What to do = Go through the records below and report each line with "JSON" in it.

Exercise data =
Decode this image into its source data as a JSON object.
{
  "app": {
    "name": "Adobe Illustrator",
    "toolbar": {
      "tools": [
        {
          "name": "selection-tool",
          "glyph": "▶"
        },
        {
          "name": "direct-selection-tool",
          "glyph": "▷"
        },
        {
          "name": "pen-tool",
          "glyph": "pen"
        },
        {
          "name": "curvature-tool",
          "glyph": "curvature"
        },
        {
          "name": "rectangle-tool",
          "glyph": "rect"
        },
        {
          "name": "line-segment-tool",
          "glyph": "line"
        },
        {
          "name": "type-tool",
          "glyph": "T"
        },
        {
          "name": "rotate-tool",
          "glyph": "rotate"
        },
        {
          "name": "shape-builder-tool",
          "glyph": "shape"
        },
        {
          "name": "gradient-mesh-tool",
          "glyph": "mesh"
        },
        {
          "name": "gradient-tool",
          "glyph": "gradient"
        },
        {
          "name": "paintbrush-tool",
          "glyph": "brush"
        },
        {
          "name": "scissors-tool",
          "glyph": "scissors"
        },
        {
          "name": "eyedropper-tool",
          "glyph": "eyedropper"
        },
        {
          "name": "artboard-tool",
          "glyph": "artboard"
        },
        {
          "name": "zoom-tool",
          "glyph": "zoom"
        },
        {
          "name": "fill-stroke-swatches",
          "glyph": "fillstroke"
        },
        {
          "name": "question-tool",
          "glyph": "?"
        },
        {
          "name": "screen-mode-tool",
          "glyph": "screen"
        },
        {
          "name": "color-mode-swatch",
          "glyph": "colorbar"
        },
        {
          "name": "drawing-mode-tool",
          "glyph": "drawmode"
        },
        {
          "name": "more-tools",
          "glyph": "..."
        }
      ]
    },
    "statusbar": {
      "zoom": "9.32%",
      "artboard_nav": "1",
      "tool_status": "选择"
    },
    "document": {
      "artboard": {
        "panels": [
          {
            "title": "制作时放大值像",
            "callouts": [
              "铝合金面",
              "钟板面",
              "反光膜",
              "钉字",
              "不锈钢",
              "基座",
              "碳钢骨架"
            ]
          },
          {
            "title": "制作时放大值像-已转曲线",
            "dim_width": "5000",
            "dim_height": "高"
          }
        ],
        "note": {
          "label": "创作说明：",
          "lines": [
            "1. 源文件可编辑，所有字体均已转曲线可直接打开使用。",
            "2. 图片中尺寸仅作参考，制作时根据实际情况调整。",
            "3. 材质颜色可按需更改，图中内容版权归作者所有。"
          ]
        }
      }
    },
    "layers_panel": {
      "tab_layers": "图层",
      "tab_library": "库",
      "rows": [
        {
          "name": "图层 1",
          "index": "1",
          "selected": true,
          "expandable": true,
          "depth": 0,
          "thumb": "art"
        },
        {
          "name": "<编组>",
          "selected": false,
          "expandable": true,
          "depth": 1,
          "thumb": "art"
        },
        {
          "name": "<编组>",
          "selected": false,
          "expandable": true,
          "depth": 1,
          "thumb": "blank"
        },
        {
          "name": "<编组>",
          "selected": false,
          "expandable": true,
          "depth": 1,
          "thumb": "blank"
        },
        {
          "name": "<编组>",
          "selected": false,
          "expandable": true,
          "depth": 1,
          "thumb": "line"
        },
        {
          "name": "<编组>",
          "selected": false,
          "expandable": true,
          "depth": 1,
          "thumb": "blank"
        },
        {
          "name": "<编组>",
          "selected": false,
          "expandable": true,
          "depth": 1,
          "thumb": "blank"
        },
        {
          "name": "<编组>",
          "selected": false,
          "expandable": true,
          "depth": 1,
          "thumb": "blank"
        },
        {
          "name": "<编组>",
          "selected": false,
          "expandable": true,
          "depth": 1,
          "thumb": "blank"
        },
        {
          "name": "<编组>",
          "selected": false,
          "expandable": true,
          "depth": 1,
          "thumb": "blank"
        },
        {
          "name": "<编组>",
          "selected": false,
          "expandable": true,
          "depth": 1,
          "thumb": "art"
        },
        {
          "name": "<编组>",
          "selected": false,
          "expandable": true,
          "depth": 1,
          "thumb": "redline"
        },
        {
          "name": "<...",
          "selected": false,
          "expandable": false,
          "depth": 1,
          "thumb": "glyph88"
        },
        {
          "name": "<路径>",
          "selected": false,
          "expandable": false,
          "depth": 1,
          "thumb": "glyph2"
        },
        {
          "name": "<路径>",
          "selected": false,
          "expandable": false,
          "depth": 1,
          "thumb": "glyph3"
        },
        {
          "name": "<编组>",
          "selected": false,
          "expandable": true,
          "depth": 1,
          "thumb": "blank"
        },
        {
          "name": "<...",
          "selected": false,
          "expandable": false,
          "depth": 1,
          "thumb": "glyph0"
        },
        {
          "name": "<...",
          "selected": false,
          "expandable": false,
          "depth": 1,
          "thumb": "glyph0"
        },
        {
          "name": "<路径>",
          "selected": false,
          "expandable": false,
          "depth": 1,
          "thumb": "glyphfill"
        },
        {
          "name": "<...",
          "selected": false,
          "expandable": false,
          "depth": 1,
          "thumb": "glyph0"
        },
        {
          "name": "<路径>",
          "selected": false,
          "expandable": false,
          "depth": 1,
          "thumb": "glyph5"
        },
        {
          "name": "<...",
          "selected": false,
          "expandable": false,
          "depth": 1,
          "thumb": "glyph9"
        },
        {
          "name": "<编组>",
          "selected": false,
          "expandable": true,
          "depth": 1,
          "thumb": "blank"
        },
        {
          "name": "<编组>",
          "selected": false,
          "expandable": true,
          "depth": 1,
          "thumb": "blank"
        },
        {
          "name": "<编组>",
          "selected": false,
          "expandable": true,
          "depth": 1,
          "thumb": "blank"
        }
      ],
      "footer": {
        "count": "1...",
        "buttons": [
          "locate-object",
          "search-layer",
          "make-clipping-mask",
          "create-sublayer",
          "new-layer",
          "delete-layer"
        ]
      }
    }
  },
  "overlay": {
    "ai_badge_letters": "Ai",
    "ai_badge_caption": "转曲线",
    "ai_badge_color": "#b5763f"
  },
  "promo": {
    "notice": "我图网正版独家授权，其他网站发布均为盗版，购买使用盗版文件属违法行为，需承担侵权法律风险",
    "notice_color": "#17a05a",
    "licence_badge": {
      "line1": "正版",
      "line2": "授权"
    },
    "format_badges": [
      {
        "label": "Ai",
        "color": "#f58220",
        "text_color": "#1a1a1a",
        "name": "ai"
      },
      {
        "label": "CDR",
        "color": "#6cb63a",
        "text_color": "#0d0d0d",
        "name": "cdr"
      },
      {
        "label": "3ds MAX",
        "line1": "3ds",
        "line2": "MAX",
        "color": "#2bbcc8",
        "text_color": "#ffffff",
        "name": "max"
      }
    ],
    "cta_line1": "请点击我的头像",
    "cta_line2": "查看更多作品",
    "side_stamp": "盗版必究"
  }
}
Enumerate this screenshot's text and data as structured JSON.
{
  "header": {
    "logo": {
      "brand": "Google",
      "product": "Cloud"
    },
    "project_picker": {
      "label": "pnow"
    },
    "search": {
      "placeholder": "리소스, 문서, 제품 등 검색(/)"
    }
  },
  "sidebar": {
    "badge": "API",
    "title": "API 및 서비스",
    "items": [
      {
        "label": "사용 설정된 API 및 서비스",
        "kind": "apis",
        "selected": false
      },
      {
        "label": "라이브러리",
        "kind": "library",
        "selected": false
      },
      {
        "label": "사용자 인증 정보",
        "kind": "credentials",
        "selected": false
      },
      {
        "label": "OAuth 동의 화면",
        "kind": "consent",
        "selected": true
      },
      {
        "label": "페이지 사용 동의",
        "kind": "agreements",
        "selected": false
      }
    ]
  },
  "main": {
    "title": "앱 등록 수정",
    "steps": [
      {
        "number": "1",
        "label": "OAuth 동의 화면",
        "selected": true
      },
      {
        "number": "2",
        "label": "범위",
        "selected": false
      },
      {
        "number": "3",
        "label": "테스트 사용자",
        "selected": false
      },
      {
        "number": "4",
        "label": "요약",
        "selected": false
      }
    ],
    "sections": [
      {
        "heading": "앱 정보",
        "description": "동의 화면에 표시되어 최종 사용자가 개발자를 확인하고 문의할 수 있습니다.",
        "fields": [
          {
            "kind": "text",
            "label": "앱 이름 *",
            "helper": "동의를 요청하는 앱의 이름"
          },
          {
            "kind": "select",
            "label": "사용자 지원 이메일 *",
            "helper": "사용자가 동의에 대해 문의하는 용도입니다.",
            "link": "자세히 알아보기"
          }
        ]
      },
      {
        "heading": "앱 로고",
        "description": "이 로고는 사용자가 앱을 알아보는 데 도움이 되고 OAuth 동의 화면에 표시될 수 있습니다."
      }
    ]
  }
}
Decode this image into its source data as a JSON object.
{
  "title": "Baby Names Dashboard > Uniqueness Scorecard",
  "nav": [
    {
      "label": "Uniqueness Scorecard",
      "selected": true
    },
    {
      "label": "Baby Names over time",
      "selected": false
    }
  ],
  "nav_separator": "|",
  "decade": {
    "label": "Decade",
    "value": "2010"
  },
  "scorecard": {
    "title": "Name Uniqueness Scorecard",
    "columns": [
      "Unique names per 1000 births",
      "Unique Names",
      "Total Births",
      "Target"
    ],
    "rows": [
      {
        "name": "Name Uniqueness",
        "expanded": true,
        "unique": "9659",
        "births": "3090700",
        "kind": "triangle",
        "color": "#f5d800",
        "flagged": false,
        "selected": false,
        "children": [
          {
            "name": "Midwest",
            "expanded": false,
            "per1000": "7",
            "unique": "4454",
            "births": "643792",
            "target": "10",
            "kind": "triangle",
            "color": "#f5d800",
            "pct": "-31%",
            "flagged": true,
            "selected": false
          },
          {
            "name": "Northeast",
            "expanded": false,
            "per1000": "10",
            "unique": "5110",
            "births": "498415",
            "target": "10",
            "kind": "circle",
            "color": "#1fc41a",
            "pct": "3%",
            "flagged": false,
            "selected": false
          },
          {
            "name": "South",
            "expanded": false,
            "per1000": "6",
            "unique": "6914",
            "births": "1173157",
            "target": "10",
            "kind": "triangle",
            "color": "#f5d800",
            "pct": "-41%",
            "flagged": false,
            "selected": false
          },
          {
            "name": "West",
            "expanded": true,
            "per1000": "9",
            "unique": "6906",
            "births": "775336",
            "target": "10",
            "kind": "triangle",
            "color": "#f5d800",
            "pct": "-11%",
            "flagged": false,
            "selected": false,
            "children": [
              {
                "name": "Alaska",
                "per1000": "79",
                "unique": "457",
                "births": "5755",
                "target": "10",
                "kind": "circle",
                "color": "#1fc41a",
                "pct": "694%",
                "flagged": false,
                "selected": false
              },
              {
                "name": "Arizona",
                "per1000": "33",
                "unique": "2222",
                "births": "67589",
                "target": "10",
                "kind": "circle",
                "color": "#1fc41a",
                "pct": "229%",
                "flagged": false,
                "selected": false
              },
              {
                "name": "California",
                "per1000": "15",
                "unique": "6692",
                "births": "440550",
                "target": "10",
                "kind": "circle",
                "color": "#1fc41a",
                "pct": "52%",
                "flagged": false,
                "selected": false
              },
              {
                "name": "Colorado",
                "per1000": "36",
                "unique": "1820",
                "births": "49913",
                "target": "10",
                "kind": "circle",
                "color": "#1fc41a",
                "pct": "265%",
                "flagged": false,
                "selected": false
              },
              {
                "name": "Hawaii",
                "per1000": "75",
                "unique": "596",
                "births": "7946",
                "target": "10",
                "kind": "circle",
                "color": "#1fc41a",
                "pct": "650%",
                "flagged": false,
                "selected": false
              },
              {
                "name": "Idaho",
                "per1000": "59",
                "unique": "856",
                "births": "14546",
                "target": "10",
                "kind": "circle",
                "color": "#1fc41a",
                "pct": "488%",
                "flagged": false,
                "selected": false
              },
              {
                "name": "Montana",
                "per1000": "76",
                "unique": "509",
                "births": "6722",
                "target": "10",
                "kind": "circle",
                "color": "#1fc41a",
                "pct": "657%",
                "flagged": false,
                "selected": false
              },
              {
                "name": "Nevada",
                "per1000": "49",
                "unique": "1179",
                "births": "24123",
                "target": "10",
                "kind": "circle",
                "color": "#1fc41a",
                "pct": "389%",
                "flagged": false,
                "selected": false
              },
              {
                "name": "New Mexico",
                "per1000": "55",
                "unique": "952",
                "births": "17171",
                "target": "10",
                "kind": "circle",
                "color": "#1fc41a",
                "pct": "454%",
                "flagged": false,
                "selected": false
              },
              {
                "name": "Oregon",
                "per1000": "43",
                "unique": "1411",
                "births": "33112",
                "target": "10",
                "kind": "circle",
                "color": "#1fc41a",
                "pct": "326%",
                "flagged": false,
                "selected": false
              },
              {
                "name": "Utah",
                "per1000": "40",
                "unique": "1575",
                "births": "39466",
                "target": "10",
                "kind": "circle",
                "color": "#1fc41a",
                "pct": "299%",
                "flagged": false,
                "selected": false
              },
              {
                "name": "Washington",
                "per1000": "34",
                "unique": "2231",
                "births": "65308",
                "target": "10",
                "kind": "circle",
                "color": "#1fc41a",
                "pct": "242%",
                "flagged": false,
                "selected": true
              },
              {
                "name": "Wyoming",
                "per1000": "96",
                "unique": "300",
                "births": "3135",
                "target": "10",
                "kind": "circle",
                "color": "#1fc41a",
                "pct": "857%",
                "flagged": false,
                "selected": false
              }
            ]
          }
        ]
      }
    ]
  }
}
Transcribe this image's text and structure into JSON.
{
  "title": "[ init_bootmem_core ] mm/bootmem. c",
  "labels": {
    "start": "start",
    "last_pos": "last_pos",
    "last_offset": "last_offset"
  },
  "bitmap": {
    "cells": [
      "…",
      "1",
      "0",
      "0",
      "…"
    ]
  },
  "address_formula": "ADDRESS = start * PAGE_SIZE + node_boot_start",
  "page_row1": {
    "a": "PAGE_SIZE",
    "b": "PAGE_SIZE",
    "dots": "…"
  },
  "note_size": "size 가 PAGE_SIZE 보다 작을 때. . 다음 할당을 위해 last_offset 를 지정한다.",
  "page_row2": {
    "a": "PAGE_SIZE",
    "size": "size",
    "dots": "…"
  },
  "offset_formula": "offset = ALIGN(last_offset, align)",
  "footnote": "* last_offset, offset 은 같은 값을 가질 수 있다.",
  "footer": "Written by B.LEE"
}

Answer area =
Decode this image into its source data as a JSON object.
Enumerate this screenshot's text and data as structured JSON.
Decode this image into its source data as a JSON object.
Transcribe this image's text and structure into JSON.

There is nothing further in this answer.